Decided - FindLaw Important Court Decisions and Settlements Blog

Decided - The FindLaw Noteworthy Decisions and Settlements Blog

You may have been annoyed by receiving a barrage of "Add Connections" emails from LinkedIn users. But imagine how they felt when they found out the professional networking site had hijacked their email contacts to spam those messages out. They were not pleased.

In response, users filed a class action lawsuit against LinkedIn, claiming the emails damaged their reputations. And now the company has agreed to pay $13 million to settle the suit. So check your Inbox to see if you'll get some of the settlement.

The USS Cole was refueling in Yemen in October of 2000 when two al-Qaeda suicide bombers blew a hole in its hull. The attack killed 17 sailors and injured another 39. Fifteen of the injured sailors and three of their spouses filed a federal lawsuit against Sudan in 2010, claiming the country helped facilitate the bombing by lending material support to al-Qaeda.

The victims won the case, and now a federal appeals court in New York is ordering three banks to turn over Sudanese funds to satisfy the judgment.

The Batmobile is one of the most recognizable cars in the world. The fins, the gadgets, the weaponry: all singular to the Caped Crusader, and all very inviting to copycats.

But those looking to steal the Batmobile's signature look better beware. The 9th Circuit has ruled that Batman's costar car is sufficiently distinctive to warrant copyright protections.

It hasn't been a great year for General Motors. The auto manufacturer has been plagued with recalls and lawsuits regarding potentially deadly ignition switch defects. In all, GM's faulty ignition switch has been tied to at least 124 deaths.

Now the company is paying $900 million to the criminal charges related to the ignition switch. So where does GM go from here, and what will the settlement mean for existing civil lawsuits?

Public Is Subject to Voter Control: WA High Court Nixes Charter Schools
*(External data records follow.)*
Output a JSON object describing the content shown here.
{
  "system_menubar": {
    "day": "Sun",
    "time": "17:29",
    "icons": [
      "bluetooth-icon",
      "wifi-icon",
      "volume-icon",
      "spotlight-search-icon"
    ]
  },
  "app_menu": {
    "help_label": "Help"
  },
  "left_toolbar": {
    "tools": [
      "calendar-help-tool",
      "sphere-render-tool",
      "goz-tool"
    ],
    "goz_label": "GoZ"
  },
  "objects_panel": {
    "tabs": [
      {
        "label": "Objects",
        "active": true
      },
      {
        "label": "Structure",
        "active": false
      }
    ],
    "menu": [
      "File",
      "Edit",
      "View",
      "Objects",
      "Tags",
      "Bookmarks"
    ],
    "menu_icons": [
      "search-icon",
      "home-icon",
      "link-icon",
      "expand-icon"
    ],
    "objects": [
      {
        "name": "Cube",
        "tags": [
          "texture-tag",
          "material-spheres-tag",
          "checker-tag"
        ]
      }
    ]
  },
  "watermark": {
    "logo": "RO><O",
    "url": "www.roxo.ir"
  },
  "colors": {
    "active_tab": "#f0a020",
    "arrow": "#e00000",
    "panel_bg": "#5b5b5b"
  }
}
Weeks after the start of a new school year, Washington State's high court ruled that it is unconstitutional to fund charter schools with money from public coffers. The ruling reignited a national debate, raging for decades, about the controversial hybrid form of education that borrows from both the public and private school systems.
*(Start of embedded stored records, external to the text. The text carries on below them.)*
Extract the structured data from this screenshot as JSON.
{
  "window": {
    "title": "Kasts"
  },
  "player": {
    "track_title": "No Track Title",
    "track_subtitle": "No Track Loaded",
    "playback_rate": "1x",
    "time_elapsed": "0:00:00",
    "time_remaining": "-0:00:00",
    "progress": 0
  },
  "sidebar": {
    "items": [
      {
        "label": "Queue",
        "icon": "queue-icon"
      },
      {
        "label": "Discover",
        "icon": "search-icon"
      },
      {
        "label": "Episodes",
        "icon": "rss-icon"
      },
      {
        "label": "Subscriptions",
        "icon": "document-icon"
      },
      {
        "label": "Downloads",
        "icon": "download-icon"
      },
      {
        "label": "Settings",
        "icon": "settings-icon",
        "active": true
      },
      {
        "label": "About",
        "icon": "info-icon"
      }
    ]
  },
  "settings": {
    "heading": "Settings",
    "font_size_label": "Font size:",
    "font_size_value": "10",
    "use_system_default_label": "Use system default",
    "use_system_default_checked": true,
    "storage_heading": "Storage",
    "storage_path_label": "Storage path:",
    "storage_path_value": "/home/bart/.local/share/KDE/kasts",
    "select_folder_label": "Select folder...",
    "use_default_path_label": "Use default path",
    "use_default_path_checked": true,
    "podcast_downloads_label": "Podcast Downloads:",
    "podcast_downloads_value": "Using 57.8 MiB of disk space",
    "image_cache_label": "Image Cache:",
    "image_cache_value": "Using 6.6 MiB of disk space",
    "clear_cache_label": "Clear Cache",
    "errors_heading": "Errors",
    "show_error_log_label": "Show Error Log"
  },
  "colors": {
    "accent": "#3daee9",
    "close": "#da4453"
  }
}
The Washington court concluded that charters are not "common schools" and cannot receive public money. "A common school, within the meaning of our constitution, is one that is common to all children of proper age and capacity, free, and subject to and under the control of the qualified voters of the school district," the opinion stated. Diverting public moneys for institutions that do not meet this definition violates the state's constitution.
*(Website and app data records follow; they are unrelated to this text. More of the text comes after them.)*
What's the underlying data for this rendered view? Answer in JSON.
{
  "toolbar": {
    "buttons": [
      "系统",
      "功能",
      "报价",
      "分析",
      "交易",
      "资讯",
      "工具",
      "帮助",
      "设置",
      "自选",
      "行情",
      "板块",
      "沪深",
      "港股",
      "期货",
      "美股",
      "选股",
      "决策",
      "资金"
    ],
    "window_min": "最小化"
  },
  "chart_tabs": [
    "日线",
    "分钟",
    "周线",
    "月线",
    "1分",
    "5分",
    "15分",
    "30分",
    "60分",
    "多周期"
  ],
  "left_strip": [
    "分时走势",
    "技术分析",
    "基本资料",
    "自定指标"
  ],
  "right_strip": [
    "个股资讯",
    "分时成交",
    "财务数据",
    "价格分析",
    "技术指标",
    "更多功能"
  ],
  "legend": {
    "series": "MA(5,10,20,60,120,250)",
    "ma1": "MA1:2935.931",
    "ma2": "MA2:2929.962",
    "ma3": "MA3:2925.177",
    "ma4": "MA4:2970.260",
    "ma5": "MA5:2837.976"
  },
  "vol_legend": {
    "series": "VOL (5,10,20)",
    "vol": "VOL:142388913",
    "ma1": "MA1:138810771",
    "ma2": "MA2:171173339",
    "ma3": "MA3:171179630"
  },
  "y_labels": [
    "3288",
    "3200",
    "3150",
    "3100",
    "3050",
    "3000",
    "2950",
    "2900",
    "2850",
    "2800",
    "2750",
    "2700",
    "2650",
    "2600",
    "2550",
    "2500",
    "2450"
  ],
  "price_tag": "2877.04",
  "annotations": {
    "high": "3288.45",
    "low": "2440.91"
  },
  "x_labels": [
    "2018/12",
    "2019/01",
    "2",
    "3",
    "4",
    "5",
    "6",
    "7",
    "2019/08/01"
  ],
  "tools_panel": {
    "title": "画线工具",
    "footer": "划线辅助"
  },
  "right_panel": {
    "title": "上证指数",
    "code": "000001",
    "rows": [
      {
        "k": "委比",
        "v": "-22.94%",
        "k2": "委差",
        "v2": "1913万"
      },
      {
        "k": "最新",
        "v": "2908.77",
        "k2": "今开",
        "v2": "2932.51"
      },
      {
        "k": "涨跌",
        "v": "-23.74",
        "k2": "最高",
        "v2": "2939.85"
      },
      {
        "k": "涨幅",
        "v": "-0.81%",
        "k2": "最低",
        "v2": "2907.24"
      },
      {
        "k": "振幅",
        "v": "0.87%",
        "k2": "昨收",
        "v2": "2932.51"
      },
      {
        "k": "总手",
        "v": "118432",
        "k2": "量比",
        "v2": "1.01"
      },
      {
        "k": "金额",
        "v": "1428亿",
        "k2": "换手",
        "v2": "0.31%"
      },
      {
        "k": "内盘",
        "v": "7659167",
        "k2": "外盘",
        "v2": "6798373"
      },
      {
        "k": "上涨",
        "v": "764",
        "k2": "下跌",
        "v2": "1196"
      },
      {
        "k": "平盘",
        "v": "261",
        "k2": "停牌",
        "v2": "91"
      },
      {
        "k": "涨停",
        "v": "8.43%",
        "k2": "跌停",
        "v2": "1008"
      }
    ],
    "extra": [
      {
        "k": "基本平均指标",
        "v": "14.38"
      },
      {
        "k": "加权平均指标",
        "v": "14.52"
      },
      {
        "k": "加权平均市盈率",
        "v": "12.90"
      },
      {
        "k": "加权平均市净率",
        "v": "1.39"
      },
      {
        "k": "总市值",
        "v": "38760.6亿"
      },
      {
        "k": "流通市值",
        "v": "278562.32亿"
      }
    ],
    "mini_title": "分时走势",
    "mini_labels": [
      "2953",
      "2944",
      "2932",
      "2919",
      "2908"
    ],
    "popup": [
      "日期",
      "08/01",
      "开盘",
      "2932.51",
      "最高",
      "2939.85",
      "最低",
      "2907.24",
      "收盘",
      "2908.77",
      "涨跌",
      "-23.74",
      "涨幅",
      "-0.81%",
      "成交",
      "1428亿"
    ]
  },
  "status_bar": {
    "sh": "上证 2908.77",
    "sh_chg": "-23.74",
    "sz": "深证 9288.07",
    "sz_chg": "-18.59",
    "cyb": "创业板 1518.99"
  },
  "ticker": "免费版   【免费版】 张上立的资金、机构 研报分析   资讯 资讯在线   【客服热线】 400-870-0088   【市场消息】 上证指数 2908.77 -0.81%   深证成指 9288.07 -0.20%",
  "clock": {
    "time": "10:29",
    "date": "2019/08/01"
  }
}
StarKist is offering aggrieved customers the option of $25 in cash or $50 in tuna in order to settle a class action lawsuit that accused the tuna company of shorting the amount of fish in its cans.

The total payout will come to about $8 million, although StarKist has not admitted any fault.

For the first time ever, a state has agreed to pay for a transgender inmate's sex reassignment operation. As part of a legal settlement, California will pay for the surgery for Shiloh Quine, a transgender woman who is serving a life sentence.

The settlement with Quine follows a ruling from a federal judge that required the state to pay for the surgery for another inmate, Michelle Norsworthy. Instead, California Gov. Jerry Brown announced Norsworthy would be paroled.

For years, New York has tried to clamp down on the city's sex shops. But the Appellate Division of the State Supreme Court ruled this week that adult video stores, bookshops, and even topless dancing clubs are all protected by the First Amendment.

Does freedom of speech = freedom of sex?

The California Supreme Court ruled that couples must be living apart before they can be considered legally separated.

Whether going through a divorce or choosing a legal separation instead of a divorce, the new definition can have a huge impact on each spouse's property and finances. The court attempted to simplify matters by creating a bright-line rule based on the establishment of individual residences as creating a legal separation.

Just a few days before the one year anniversary of his death, Eric Garner's family reached a settlement in its wrongful-death claim against New York City.

Last year, on July 17, 2014, police attempted to arrest Eric Garner for selling untaxed cigarettes. According to the police, Garner resisted arrest, so one officer used a chokehold, which is prohibited by the Police Department's policies. By the end of the short struggle, Garners' cries of "I can't breathe" subsided, and he died.

Not long after, Garner's family filed a wrongful death claim against the city.